MC grad Keith Horn recalls having seen a notice on a bulletin board at the college about a ship going overseas with animals. Others learned of the trip through the Church of the Brethren Annual Conference being held at Manchester that year. On its opening day, June 6, 1945, the Brethren Service Committee brought news to the Conference: “[R]elief soon may be possible from the church in America to the church in Europe,” including “heifers by freight shipment.” M. R. Zigler spoke the next day of “news of big shipments.” In just a short time from UNRRA’s first call to M. R., much had transpired – from one vessel to big shipments.

These reports created a buzz throughout the campus. People talked about it on the sidewalks, in their rooms, over dinner – and it was while waiting on tables in the old Oakwood dining hall, that Manchester student Ken Frantz learned of the need for cattle attendants.

In all, ten Manchester College students signed up for this first cattle boat trip. The Gospel Messenger reported that there were 135 students enrolled in the Manchester summer session of 1945. Take ten of those students away, and the college lost over 7% of their student body that summer! But President Schwalm was supportive, as Richard Moomaw, a student leader on campus, relates. When he went to talk with the President to get permission to un-enroll, President Schwalm told him, “So many people are going, you should go, too!”

Because it was mostly a rural denomination, UNRRA had felt the Church of the Brethren would have enough men on farm deferment to provide the cattle attendants for their ships. But there was another deferment that figured into this story, as well – the ministerial deferment. Many of the MC students who went fell into this category. To maintain this status with the draft board, they had to be in school all year round – and that’s why so many of them were in summer school. But whatever the deferment, these students had to get permission from their draft boards to leave the country. Ken Frantz, who lived in North Manchester, recalls that he had no trouble with his board in Wabash. But it was a different story for his brother Dean, who was living in Sydney, Indiana, at the time. The Kosciusko County Draft Board refused to let him go, or he would have been on the ship with Ken, too.

For many of these students, this was something positive they could do to help put a broken world back together again. Gordon Bucher recalls that his mother, in particular, wasn’t too keen on his going. He was just 19, the war was just over, and she was afraid for his safety. But Gordon stood firm. He said to her, “a lot of people have been endangered for the last four years. We hope to do something good, whether we’re in danger or not.” It was a form of service and ministry for many of the cowboys. And two of them – Floyd Bantz and Ken Frantz – even postponed their weddings from early summer to late summer to be able to go.

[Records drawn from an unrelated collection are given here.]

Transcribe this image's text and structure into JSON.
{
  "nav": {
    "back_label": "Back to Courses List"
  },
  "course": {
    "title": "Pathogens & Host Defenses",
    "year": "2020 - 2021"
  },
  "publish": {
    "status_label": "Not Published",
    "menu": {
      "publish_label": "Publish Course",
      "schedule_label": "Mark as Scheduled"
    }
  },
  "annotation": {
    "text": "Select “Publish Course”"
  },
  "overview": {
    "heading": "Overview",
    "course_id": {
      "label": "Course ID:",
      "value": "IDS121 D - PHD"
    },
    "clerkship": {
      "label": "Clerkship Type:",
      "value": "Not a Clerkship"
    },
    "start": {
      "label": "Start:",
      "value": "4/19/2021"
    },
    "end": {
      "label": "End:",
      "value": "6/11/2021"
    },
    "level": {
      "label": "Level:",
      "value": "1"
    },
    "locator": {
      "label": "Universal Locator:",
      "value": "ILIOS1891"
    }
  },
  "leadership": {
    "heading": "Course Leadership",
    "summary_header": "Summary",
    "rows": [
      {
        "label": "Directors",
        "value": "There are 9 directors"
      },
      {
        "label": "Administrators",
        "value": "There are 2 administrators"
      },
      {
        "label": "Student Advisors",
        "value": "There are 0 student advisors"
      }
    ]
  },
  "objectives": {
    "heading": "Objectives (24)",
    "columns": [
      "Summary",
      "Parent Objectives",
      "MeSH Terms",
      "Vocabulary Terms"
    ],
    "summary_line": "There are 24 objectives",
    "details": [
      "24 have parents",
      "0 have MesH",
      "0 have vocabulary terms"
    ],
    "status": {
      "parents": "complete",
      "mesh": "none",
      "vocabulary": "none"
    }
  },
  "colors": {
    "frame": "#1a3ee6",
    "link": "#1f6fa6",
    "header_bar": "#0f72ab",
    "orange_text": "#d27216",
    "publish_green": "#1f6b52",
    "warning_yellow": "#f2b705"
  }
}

In a very short period of time, the ten Manchester students had made their applications, gotten their draft board permissions, and were on the train to New Orleans by June 13. They sailed on June 24, 1945, on the F. J. Luckenbach headed for Greece with 588 horses and 26 cattle attendants on board – the first of the 360 UNRRA livestock trips made between 1945 and 1947.

F. J. Luckenbach crew at the Acropolis.

The F. J. Luckenbach crew at the Acropolis in Greece, July 1945. For whatever reason, the cowboys on this ship were not allowed to take cameras on board. This is the only known photograph taken on this trip, likely by an unidentified professional Greek photographer who took pictures of tourists at the Acropolis. Photo courtesy of Ken Frantz

Watch for an extra 5th Friday post next week! Next regular post: Five Elizabethtown College students make the 2nd UNRRA ship out, but arrive first in Greece